Today, iWorship Center will be holding its last worship service. It’s nothing they’ve done wrong. They are faithful people who have been trying to maintain the assembly to worship and serve God. However, their time as a congregation has come to a close.
It’s a sad day for that congregation. I can only imagine how they feel about the future of their journey of faith. In some ways, they have long standing traditions; however, they’ve had significant change in the past year and were just getting used to a new way of doing things.
The congregation that raised me up in Akron, Ohio has recently gone through something similar. They decommissioned their building in July. Over the past 15 years, they have been trying to figure out what worship means to them. When I joined them, there were 2 simultaneous services.
The first church I joined back in Akron, Ohio was High St. CC. There were 2 simultaneous services. One was traditional and one was non-traditional. The non-traditional service was casual. There were tables and chairs in the back for the kids. There were rows of folding tables for the worshippers. There were no robes. A worship leader led the people’s prayer. Communion was served from a table with one Elder. There was no need for the traditional role of a Deacon because worshippers came forward to take communion by intinction. The church tried blending the services but both gatherings had traditions they weren’t willing to give up.
That’s one of the great things about this church. I have heard about how things have been done, but never as a directive of how things will be done. I have been told how things have been done as a prescriptive of how things can be done. FCC Bethany is ready to create new traditions…not stuck on how we have done things
In my recent reading about worship and church leadership, the authors have noted that a lot of how we worship and how we do the work of the church began in a different age. Traditions from a different time, order of worship, board and committee structure, etc….before commercial breaks, cell phones, video games, text messages, computers, billboards, etc.
Everything we do is good. But, can we do it better?
A church’s intentions are almost never evil. However, often attachments to old ways can be wicked. The important work of the church is determining what is important to God. Doctrine and practices are not necessarily bad. That’s where we find Jesus, his Disciples and the Pharisees in the Scripture ready for today.

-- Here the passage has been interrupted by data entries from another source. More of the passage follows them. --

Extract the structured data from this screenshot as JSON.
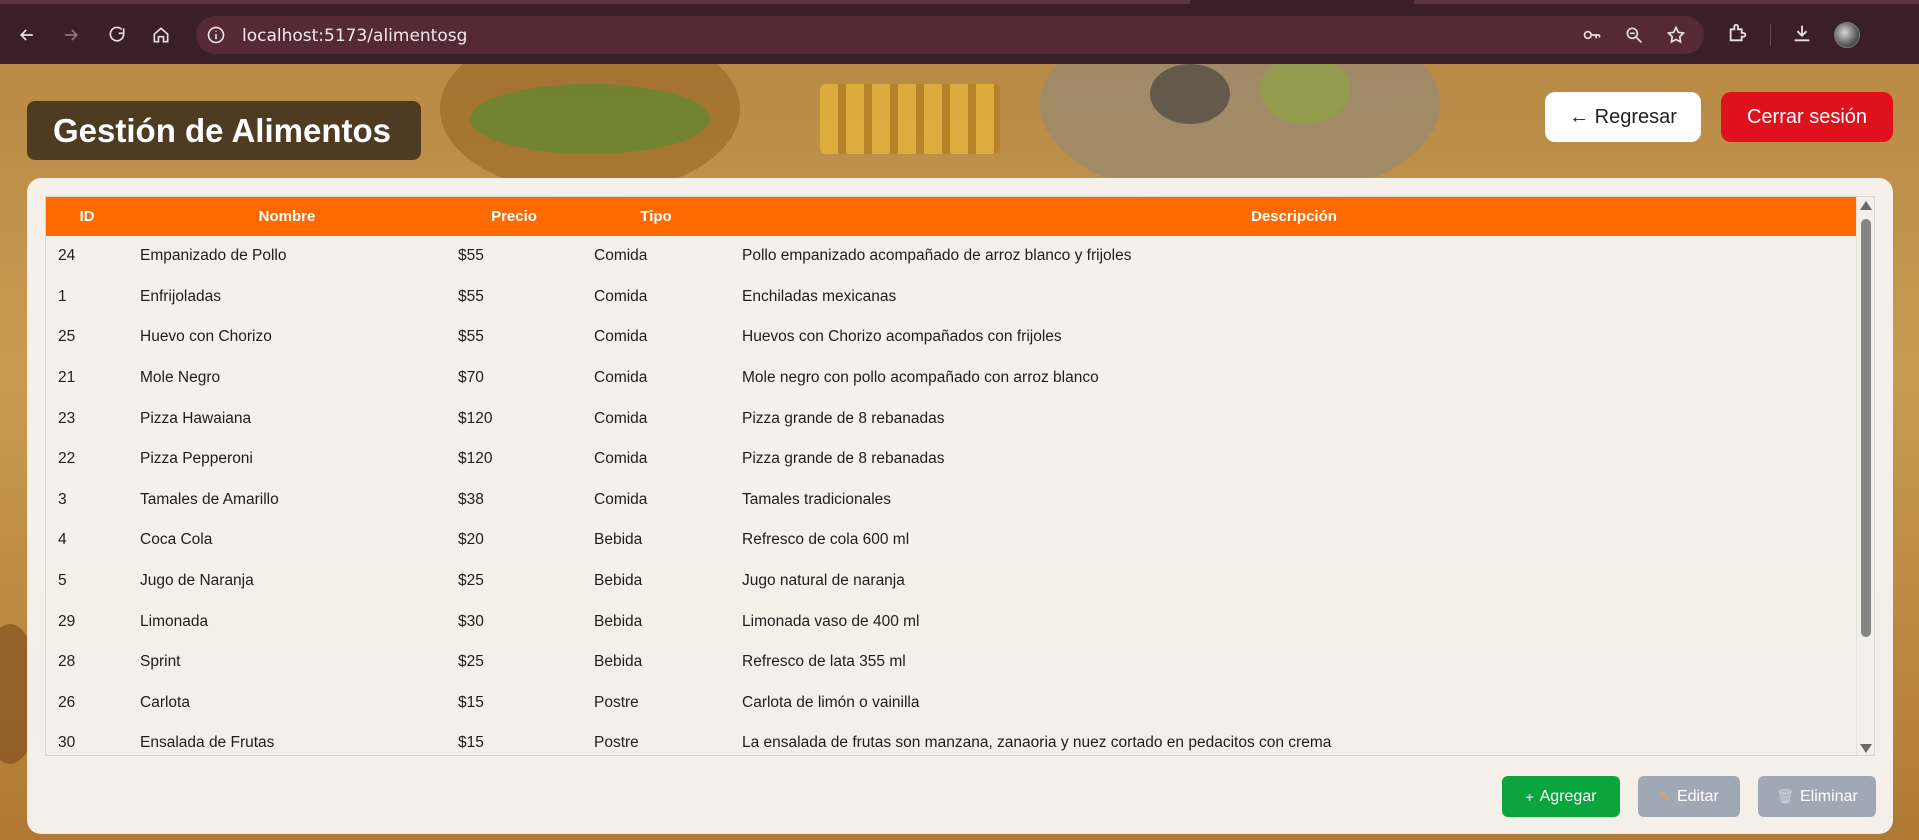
{
  "browser": {
    "url": "localhost:5173/alimentosg",
    "icons": [
      "back-icon",
      "forward-icon",
      "reload-icon",
      "home-icon",
      "site-info-icon",
      "password-key-icon",
      "zoom-icon",
      "bookmark-star-icon",
      "extensions-icon",
      "download-icon",
      "profile-avatar"
    ]
  },
  "header": {
    "title": "Gestión de Alimentos",
    "back_label": "← Regresar",
    "logout_label": "Cerrar sesión"
  },
  "table": {
    "columns": [
      "ID",
      "Nombre",
      "Precio",
      "Tipo",
      "Descripción"
    ],
    "rows": [
      [
        "24",
        "Empanizado de Pollo",
        "$55",
        "Comida",
        "Pollo empanizado acompañado de arroz blanco y frijoles"
      ],
      [
        "1",
        "Enfrijoladas",
        "$55",
        "Comida",
        "Enchiladas mexicanas"
      ],
      [
        "25",
        "Huevo con Chorizo",
        "$55",
        "Comida",
        "Huevos con Chorizo acompañados con frijoles"
      ],
      [
        "21",
        "Mole Negro",
        "$70",
        "Comida",
        "Mole negro con pollo acompañado con arroz blanco"
      ],
      [
        "23",
        "Pizza Hawaiana",
        "$120",
        "Comida",
        "Pizza grande de 8 rebanadas"
      ],
      [
        "22",
        "Pizza Pepperoni",
        "$120",
        "Comida",
        "Pizza grande de 8 rebanadas"
      ],
      [
        "3",
        "Tamales de Amarillo",
        "$38",
        "Comida",
        "Tamales tradicionales"
      ],
      [
        "4",
        "Coca Cola",
        "$20",
        "Bebida",
        "Refresco de cola 600 ml"
      ],
      [
        "5",
        "Jugo de Naranja",
        "$25",
        "Bebida",
        "Jugo natural de naranja"
      ],
      [
        "29",
        "Limonada",
        "$30",
        "Bebida",
        "Limonada vaso de 400 ml"
      ],
      [
        "28",
        "Sprint",
        "$25",
        "Bebida",
        "Refresco de lata 355 ml"
      ],
      [
        "26",
        "Carlota",
        "$15",
        "Postre",
        "Carlota de limón o vainilla"
      ],
      [
        "30",
        "Ensalada de Frutas",
        "$15",
        "Postre",
        "La ensalada de frutas son manzana, zanaoria y nuez cortado en pedacitos con crema"
      ]
    ]
  },
  "actions": {
    "add_label": "Agregar",
    "edit_label": "Editar",
    "delete_label": "Eliminar",
    "add_icon": "plus-icon",
    "edit_icon": "pencil-icon",
    "delete_icon": "trash-icon"
  },
  "colors": {
    "header_orange": "#ff6a00",
    "logout_red": "#e0101c",
    "add_green": "#0aa53c",
    "disabled_gray": "#a0a8b6",
    "chrome_bg": "#3b1f28"
  }
}
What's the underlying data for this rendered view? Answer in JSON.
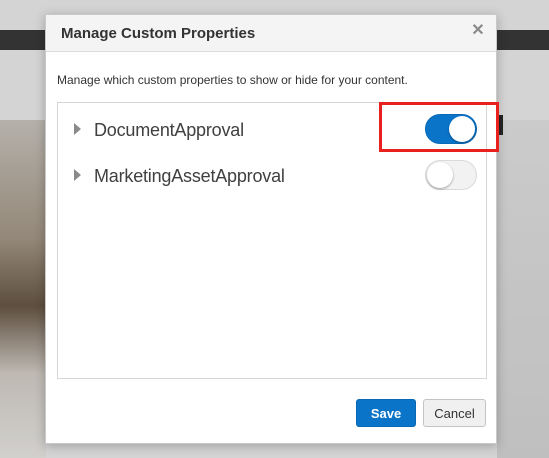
{
  "dialog": {
    "title": "Manage Custom Properties",
    "close_icon": "close-icon",
    "description": "Manage which custom properties to show or hide for your content."
  },
  "properties": [
    {
      "label": "DocumentApproval",
      "enabled": true,
      "expand_icon": "caret-right-icon"
    },
    {
      "label": "MarketingAssetApproval",
      "enabled": false,
      "expand_icon": "caret-right-icon"
    }
  ],
  "buttons": {
    "save_label": "Save",
    "cancel_label": "Cancel"
  },
  "colors": {
    "accent": "#0a74c9",
    "highlight": "#e8211f"
  }
}
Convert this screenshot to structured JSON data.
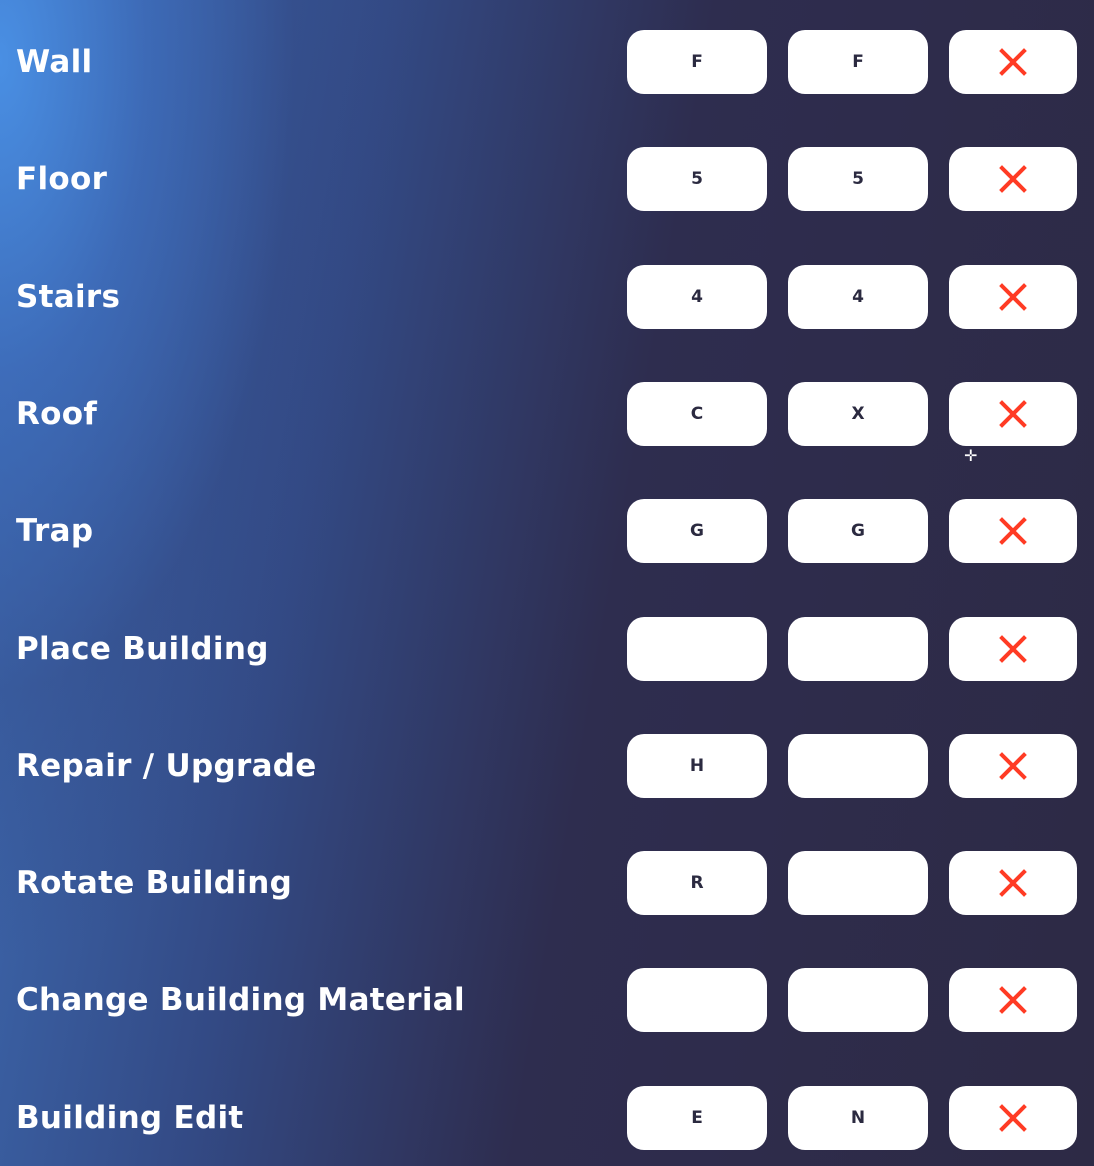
{
  "colors": {
    "clear_icon": "#ff3b24",
    "key_text": "#2b2a40"
  },
  "bindings": [
    {
      "action": "Wall",
      "primary": "F",
      "secondary": "F"
    },
    {
      "action": "Floor",
      "primary": "5",
      "secondary": "5"
    },
    {
      "action": "Stairs",
      "primary": "4",
      "secondary": "4"
    },
    {
      "action": "Roof",
      "primary": "C",
      "secondary": "X"
    },
    {
      "action": "Trap",
      "primary": "G",
      "secondary": "G"
    },
    {
      "action": "Place Building",
      "primary": "",
      "secondary": ""
    },
    {
      "action": "Repair / Upgrade",
      "primary": "H",
      "secondary": ""
    },
    {
      "action": "Rotate Building",
      "primary": "R",
      "secondary": ""
    },
    {
      "action": "Change Building Material",
      "primary": "",
      "secondary": ""
    },
    {
      "action": "Building Edit",
      "primary": "E",
      "secondary": "N"
    }
  ],
  "clear_icon": "close-x-icon"
}
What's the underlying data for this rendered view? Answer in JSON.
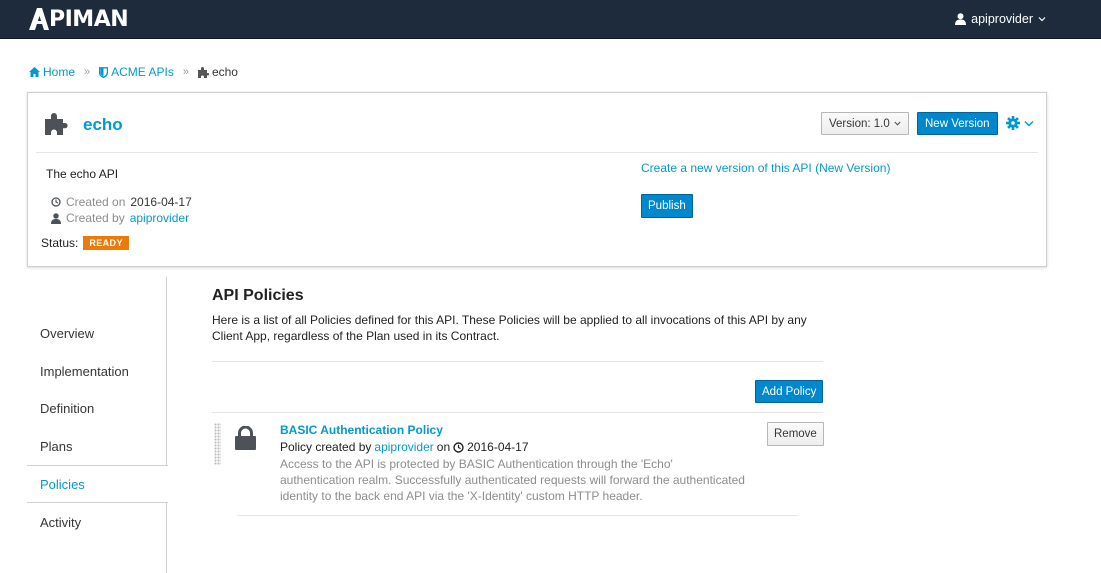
{
  "navbar": {
    "logo_text": "PIMAN",
    "user_name": "apiprovider"
  },
  "breadcrumb": {
    "home": "Home",
    "org": "ACME APIs",
    "api": "echo"
  },
  "api": {
    "name": "echo",
    "version_label": "Version: 1.0",
    "new_version_label": "New Version",
    "description": "The echo API",
    "created_on_label": "Created on",
    "created_on": "2016-04-17",
    "created_by_label": "Created by",
    "created_by": "apiprovider",
    "status_label": "Status:",
    "status": "READY",
    "create_version_link": "Create a new version of this API (New Version)",
    "publish_label": "Publish"
  },
  "sidenav": {
    "items": [
      {
        "label": "Overview"
      },
      {
        "label": "Implementation"
      },
      {
        "label": "Definition"
      },
      {
        "label": "Plans"
      },
      {
        "label": "Policies"
      },
      {
        "label": "Activity"
      }
    ],
    "active": "Policies"
  },
  "policies": {
    "title": "API Policies",
    "description": "Here is a list of all Policies defined for this API. These Policies will be applied to all invocations of this API by any Client App, regardless of the Plan used in its Contract.",
    "add_label": "Add Policy",
    "items": [
      {
        "name": "BASIC Authentication Policy",
        "created_prefix": "Policy created by",
        "created_by": "apiprovider",
        "on_label": "on",
        "date": "2016-04-17",
        "description": "Access to the API is protected by BASIC Authentication through the 'Echo' authentication realm. Successfully authenticated requests will forward the authenticated identity to the back end API via the 'X-Identity' custom HTTP header.",
        "remove_label": "Remove"
      }
    ]
  },
  "colors": {
    "navbar": "#1d2b3d",
    "link": "#0099d3",
    "primary_button": "#0088ce",
    "status_badge": "#ec7a08"
  }
}
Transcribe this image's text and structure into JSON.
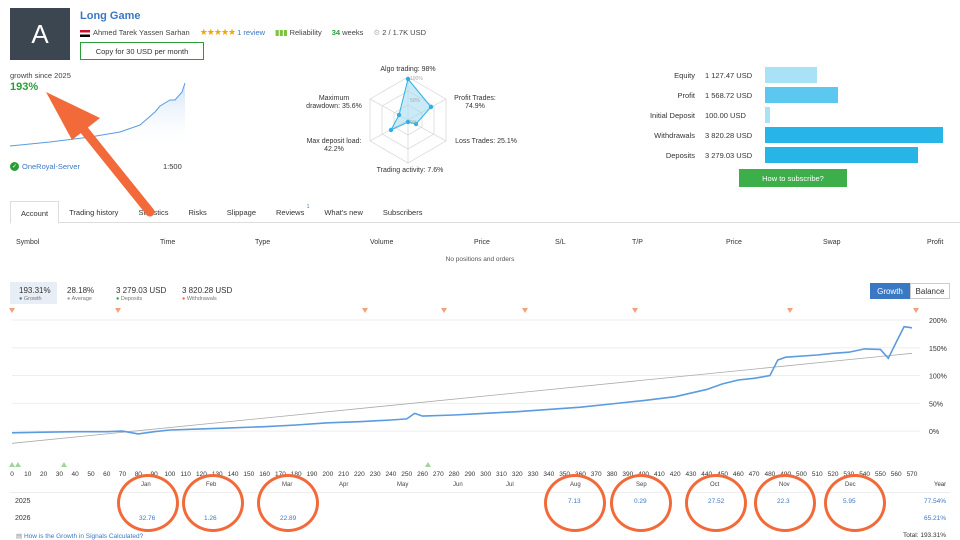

Jesus and his Disciples were eating and the Pharisees noticed that the Disciples had not washed their hands before dinner. There was a long standing tradition of the Elders of the Jews to wash their hands before eating. Their hands weren’t clean if they didn’t wash them first and so they and their food were considered unclean or defiled. To be clear, Jesus does not dismiss the issue of defilement as insignificant. He does not declare the Mosaic law unimportant.
The tradition of the Elders was tradition passed on from generation to generation and formed by the wisdom of the community. It did not begin as a commandment of God to the Hebrew people in the wilderness after escaping from Egypt. Though not a commandment or part of the Law, “the ritual purity practices were an integral part of the Jewish faith and identity.”
According to David Ewart of Holy Textures, “Jesus is condemning hypocrisy not Judaism, and the all-too-human tendency to make sacred cows out of human customs and traditions.”  “However, when we begin to worship what gives us a sense of order or bow down to doctrine, we cease to be faithful to our Creator.”
The struggle that every generation of the church has faced is discerning how to maintain the core value and transform the practice. This requires commitment to living “according to the will of God to break tradition in a way that what was good in it can actually be expressed in our current circumstances.”
Unfortunately, there is more failure than success in the process. The Church doesn’t get it right every time it embarks on doing something new. The fathers and mothers of the Church have experienced “how human short-sightedness, pride, foolishness, self-righteousness, and self-justification have dressed themselves as “God’s will.”
It can be a painful process, but it respects the wisdom of the faith when each generation engages the process of creating tradition. Ewart says It is good “to take our place in the process of distilling wisdom through trial and error as we too seek to name the “best practices” for loving God (whose love is unchanging) and our neighbors, strangers, and one another (all of whom are constantly changing).”
It can be painful, but it is our responsibility as people of faith to make new traditions.
Communion is a good example. The Church has been taking communion for 2k years. It’s an ordinance of Christ to do it in remembrance of Him. Communion is part of who we are. We know that some Christians do it annually and we do it weekly. A significant value of the Christian Church (Disciples of Christ) is do partake of the Lord’s Supper weekly. We’re not going to stop doing it. But, we can ask ourselves, is the way we serve communion meaningful and can we do it differently that might reach deeper into the Christian mystery of the grace of the Lord’s Supper?
We need to be willing to consider new models and practices. We need to be willing to evaluate whether or not what we are doing is meaningful or will it help us become who God is calling us to be.
If you see the potential for growth, let me know. I’d love to hear your ideas. Tell me what is meaningful and tell me what you think we should consider doing. I’d love to talk to you about how we can continue to grow as followers of Christ seeking the presence of God in our worship and work.
 FotW, p. 21 – 23.
 FotW, Yr B, vol. 4, p. 22